- **Work to complete**: Work out how many lines below hold the string "网络访问" and state only that figure.

Excerpts from an interface dataset
———
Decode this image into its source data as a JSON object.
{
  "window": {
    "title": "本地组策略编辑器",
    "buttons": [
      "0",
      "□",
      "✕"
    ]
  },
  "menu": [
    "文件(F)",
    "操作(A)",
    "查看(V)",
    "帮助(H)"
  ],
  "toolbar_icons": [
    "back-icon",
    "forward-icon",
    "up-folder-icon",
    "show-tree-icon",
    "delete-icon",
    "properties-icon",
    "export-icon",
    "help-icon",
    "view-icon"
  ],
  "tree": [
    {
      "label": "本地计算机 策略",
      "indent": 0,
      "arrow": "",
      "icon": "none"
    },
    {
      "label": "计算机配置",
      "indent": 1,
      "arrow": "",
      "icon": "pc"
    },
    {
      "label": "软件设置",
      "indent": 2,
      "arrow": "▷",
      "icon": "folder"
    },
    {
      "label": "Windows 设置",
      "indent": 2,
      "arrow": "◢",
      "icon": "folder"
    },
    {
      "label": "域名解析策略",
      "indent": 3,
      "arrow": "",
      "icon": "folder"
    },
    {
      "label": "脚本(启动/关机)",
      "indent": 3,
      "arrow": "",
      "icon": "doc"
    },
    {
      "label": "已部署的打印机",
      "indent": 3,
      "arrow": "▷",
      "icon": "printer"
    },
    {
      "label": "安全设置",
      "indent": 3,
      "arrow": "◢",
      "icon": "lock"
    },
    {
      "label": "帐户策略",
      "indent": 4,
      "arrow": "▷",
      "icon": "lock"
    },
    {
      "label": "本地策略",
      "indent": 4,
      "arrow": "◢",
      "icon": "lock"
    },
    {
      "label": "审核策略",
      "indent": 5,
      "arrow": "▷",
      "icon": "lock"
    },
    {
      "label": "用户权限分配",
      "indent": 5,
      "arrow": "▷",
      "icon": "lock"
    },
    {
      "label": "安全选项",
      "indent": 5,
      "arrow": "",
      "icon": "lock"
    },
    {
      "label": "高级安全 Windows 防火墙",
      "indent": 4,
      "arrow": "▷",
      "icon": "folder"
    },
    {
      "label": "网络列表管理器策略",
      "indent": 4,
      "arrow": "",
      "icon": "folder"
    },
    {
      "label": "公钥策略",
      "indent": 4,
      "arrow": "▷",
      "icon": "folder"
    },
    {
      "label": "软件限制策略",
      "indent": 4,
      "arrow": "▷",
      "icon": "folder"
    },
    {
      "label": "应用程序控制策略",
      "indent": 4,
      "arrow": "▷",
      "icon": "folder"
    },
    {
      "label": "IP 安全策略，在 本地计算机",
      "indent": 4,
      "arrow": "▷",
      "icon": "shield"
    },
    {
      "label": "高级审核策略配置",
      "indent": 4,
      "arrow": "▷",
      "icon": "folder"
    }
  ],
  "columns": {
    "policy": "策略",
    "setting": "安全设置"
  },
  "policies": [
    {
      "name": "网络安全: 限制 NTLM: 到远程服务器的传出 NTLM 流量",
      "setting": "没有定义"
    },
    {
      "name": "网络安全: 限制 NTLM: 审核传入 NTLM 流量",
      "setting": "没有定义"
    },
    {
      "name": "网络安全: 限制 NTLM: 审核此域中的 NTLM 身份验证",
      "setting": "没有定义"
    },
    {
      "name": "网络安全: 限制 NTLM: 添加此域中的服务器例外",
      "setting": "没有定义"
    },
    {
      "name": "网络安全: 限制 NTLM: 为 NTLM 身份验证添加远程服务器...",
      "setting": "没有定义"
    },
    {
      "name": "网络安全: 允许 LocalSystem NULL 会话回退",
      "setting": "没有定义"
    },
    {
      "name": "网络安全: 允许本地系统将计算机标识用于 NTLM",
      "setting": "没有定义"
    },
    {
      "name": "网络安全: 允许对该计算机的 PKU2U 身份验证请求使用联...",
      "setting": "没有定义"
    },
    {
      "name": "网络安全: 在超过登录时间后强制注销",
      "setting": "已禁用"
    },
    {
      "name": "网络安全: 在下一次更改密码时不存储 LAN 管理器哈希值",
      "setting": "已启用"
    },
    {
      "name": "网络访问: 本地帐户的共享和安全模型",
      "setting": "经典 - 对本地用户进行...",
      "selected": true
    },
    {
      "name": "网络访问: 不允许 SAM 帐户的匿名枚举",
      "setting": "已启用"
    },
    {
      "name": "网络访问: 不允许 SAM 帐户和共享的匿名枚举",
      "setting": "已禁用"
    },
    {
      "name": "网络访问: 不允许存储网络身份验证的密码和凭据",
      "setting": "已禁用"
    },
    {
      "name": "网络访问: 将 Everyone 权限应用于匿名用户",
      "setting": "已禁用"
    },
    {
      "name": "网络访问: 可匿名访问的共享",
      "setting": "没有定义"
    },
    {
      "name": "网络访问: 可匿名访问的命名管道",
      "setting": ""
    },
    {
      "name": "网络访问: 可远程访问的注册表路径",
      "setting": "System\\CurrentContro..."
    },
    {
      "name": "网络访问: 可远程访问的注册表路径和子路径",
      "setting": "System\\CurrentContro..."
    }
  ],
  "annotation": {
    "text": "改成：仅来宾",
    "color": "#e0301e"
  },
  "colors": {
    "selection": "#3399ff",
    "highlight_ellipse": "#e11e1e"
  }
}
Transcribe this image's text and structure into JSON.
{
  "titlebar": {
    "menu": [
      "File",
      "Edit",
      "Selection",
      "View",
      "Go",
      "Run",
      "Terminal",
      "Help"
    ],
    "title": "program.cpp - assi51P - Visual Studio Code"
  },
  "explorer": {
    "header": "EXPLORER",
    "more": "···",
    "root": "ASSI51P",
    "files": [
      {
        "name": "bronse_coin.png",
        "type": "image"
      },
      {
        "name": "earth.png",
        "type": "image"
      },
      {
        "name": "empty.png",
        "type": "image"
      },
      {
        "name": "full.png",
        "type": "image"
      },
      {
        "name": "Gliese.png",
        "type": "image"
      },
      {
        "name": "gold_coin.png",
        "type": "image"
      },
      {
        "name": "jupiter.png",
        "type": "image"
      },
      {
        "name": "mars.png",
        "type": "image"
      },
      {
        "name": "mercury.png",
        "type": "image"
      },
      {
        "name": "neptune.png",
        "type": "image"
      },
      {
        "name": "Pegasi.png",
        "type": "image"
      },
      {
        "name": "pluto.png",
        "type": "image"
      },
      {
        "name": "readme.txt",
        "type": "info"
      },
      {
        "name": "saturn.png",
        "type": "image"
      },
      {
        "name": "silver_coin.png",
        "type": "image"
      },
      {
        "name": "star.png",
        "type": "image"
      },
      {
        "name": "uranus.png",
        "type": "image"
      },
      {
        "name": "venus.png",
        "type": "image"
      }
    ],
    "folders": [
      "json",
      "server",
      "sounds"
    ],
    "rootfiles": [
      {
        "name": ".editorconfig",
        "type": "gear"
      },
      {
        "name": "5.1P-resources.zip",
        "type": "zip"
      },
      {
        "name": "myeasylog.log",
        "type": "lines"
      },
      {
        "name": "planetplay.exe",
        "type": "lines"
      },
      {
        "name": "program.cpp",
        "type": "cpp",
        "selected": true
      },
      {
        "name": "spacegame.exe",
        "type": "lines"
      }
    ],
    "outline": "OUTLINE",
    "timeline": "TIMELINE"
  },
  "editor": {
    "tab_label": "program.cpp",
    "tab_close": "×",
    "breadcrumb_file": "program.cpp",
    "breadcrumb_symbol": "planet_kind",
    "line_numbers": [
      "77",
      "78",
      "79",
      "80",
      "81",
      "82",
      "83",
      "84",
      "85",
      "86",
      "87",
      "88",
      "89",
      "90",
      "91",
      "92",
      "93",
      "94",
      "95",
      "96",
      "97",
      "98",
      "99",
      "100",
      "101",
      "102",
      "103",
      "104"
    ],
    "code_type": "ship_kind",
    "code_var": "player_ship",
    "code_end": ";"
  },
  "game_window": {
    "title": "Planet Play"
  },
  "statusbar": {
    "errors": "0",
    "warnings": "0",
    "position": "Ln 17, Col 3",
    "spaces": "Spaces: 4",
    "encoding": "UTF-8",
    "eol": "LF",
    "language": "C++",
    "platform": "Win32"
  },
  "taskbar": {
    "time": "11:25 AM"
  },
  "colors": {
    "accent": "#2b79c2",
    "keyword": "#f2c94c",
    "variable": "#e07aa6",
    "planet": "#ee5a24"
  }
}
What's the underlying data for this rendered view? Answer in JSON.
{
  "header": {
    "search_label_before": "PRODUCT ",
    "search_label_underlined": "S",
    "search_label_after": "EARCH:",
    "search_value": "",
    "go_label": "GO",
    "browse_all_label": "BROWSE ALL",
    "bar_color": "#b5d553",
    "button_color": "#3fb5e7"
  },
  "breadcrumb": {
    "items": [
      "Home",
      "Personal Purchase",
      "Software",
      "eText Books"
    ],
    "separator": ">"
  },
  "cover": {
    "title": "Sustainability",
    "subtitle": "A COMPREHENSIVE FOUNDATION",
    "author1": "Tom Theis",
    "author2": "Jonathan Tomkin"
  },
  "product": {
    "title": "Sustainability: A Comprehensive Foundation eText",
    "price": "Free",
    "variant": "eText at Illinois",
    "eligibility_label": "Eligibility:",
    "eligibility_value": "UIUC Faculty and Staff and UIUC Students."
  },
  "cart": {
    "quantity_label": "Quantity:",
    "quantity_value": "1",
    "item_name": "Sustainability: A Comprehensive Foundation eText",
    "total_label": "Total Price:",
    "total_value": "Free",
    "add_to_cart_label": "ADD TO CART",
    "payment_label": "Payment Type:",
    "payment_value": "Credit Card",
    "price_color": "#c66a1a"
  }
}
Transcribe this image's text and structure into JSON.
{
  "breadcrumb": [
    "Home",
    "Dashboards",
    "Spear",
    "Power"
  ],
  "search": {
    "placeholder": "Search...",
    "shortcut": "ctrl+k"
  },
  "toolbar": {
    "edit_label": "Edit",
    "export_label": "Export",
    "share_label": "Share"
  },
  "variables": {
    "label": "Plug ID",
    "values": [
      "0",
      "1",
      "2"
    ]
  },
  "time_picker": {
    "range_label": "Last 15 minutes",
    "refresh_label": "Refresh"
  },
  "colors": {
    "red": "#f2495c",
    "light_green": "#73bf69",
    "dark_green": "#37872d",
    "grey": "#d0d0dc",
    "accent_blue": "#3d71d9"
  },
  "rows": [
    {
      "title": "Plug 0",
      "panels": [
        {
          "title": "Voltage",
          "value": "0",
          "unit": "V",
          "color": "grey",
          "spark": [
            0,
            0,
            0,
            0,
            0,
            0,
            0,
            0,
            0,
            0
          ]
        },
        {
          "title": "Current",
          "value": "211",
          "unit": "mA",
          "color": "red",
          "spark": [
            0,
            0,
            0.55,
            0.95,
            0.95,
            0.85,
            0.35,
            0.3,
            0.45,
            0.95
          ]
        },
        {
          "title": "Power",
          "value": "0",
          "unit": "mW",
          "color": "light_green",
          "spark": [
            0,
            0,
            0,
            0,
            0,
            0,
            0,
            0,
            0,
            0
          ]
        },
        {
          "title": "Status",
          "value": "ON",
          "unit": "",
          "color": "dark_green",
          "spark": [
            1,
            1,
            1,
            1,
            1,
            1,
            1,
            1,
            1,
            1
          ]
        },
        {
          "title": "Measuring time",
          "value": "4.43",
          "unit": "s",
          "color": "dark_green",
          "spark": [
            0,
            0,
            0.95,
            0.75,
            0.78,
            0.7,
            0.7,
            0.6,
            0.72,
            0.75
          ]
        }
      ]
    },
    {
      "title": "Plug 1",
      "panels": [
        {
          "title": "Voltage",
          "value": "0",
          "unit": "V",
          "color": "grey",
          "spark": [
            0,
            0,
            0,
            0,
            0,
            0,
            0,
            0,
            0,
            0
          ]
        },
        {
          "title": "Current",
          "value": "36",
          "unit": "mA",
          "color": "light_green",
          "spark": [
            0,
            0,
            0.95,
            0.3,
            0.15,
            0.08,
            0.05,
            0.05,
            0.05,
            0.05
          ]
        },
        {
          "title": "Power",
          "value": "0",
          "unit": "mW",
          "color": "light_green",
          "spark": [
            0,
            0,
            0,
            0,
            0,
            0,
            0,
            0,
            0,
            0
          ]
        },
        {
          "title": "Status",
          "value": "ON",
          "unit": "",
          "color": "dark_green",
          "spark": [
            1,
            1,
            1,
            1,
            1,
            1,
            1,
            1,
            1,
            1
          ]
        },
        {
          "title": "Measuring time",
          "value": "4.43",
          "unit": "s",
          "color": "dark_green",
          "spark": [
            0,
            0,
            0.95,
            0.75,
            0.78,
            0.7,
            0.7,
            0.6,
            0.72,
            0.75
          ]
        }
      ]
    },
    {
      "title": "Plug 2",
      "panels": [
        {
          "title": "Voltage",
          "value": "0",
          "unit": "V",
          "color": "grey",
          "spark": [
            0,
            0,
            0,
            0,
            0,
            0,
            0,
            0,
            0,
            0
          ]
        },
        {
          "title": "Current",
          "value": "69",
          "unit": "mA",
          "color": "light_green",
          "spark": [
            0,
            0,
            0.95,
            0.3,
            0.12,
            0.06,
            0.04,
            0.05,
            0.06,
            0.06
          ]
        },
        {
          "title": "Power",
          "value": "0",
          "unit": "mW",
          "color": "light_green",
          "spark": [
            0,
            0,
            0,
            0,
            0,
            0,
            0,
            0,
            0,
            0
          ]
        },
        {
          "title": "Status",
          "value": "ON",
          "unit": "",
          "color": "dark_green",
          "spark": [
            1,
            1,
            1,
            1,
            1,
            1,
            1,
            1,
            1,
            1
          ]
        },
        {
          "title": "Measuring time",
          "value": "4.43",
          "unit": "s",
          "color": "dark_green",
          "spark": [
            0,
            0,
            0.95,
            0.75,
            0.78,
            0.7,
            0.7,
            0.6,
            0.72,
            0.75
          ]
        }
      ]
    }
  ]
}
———
- **Result for this exercise**: 9